When working in your garden you might be tempted to focus on smaller jobs and ignore the elephant in the room that is your overgrown trees. Taller and fuller trees especially are something we try to avoid as it often seems like quite a difficult task in limbing them. This shouldn’t be the case though, as with the right tools and methodology you can efficiently get your trees trimmed and managed. Read on to find out more!

Why Proper Tree Limbing is Important

overgrown-treeThere are a number of reasons why properly limbing a tree is very important.

Firstly there’s the necessity to keep your trees under control; if they become overgrown, the bigger, fuller branches pose a risk to both you and your home. In a strong wind for instance, branches can snap off and cause damage, also they can start to encroach on your home or surrounding buildings.

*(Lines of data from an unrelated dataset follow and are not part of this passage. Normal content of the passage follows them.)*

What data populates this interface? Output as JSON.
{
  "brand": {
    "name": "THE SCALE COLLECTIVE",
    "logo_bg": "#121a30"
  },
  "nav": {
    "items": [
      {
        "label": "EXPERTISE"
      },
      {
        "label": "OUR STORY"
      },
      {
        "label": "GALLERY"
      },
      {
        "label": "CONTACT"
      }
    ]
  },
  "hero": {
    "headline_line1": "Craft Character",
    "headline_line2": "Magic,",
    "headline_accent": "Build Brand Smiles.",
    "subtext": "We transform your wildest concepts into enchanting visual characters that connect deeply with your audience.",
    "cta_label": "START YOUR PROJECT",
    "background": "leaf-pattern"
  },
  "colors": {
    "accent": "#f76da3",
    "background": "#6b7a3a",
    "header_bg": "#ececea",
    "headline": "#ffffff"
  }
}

Secondly, if you’re intending on getting rid of the tree altogether, before you fell it completely you need to remove the bigger branches from it.

The health of the tree is another aspect to consider too. If the branches aren’t properly removed they can basically tear away and wound the tree. Furthermore, if these don’t heal properly, trees become at risk of disease, and when they do heal, the bark can be tarnished and scarred, making them appear unsightly and sparse.

The Tools you Need

In order to make the limbing process run smoothly and safely you need the right tools for the job.

  • Gardening gloves – to offer your hands protection
  • Goggles – to protect your eyes from projectile wood chippings
  • Sturdy extendable ladders – that can securely support you when reaching for higher branches
  • Chainsaw – the right chainsaw is important to cut through tough wood
  • Assistance – given the nature of the task, have somebody watch and support you

How to Go About it

With the right equipment and safety gear, here’s the steps SGS suggest you take:

1#1 Plan your Attack

Before you begin any cutting, know which branches you want to remove first and where you intend to cut them off. As well as this, make sure you think about where they are going to fall so they don’t cause any damage to you, your buildings or others.

#2 Work your Way Up

With your branches targeted, you should start from the bottom and work your way up. By taking this approach you don’t risk any branches becoming caught or sheering off others on their way to the ground. It will also make things easier when you extend your ladder to reach higher branches.

#3 Cut from Below

When you’re sturdy and in a position where you can safely operate your chainsaw with the branch facing away from you, you need to cut roughly half way into the branch from the underneath. This cut should also be at least a few inches up from the trunk.

#4 Cut from Above

Next, cut the same depth from the top of the branch a few centimetres in front of the cut you did underneath. What should happen is the branch will naturally fall away, as you create this second cut. More importantly it will fall down and away from you.

3#5 Neatening Up

At this point, the remaining stump will probably be split and jagged at the end where the branch has fallen. So now you need to neaten it so it is flush to the trunk and so it can heal properly. Simply cut straight down from the top with your chainsaw as close to the trunk as you can get.

#6 Repeat and Tidy

Repeat this process and work your way up the tree, taking extra care the higher you go. With all your chosen branches successfully limbed, you need to tidy away your equipment securely. You also have the option at this point to cut up your branches into smaller logs; these can be left to dry and make great wood for open fires.

Remember to take care when handling your chainsaw and follow these steps. In next to no time, your trees will be looking trimmed and tidy, more importantly though they’ll be healthy.